After drawing from life, Polatch proceeds to draw with colour from sketches, and during this transformative step, the unconnected aspects from two separate locations might get collaged into an exciting, fantastical scene. Actively avoiding the trap of simply documenting his surroundings and constructing his own stories with given hints instead, this step distances him further away from the experience of the depicted scene and creates a particular moment between drawing and painting. While employing the egg tempera and its distinctive qualities to emphasise this aspect of the work, the Glasgow-based artist is removing the information from the image and is entirely focusing on its design. Within this framework, the thin, semi-opaque, or transparent layers of the fast-drying medium capture the intricate paint application, while bringing a sense of timelessness to the front. The chosen reference moments are used merely as blank templates, a collection of elements that could work together, and are often going a complete reinvention through the seductive process of painting. Wrapped in a smooth matte finish and devoid of deep colour saturation, the soft, earthy, natural pigments transform the observed contemporary life scenes into romanticised, borderline fantastical narratives.
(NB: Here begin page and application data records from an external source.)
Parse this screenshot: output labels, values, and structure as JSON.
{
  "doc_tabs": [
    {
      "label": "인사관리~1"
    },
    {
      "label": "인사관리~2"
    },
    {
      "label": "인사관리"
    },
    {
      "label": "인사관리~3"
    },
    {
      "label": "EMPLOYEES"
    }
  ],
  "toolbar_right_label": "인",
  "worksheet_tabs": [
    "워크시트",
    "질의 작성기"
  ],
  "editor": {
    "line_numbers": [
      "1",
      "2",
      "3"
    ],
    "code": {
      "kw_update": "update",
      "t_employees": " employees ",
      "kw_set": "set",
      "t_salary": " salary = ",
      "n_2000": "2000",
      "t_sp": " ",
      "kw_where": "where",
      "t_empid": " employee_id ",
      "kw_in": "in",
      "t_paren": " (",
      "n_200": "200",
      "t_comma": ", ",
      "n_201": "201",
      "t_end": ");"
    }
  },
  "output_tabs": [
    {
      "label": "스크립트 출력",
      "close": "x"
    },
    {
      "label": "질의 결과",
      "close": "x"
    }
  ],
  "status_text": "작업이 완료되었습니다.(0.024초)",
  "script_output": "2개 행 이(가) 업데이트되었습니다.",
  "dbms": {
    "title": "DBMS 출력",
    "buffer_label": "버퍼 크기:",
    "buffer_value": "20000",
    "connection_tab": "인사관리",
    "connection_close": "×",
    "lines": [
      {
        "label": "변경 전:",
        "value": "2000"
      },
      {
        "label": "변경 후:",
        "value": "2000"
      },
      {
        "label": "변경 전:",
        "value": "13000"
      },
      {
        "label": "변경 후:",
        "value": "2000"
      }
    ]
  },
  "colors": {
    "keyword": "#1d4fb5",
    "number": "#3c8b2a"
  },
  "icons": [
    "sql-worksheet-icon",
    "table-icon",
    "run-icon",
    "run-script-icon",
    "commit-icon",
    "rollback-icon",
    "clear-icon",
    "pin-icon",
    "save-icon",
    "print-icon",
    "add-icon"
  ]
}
Stephen Polatch (b. 1990, London UK) lives and works in Glasgow, UK. After completing his BFA at The Ruskin School of Art, Oxford in 2013, Polatch went on to complete a Postgraduate Diploma at the Royal Drawing School in London. Recent exhibitions include, To be a giant and keep quiet about it, Margot Samel, New York (2022), Clyde, Soft Opening, London (2022), Peepers, K Halstead, London (2021); A Many Voiced Argument with Life, Glasgow International/Market Gallery, Glasgow (2021); Prestwick, New Glasgow Society East, Glasgow (2021); The Amber Room II, Amber Room, London (2020); Eigenheim, Soft Opening, London (2020); Graven Images, New Glasgow Society, Glasgow (2019); Drawings of Iasi, Iasi, Romania (2019); Bilder, New Glasgow Society, Glasgow (2018) and Unswept House, Unit 42, Glasgow (2017).
Written by Saša Bogojev
Text written by Saša Bogojev
Photography by Marijn Scheeres and Michiel Elsevier Stokmans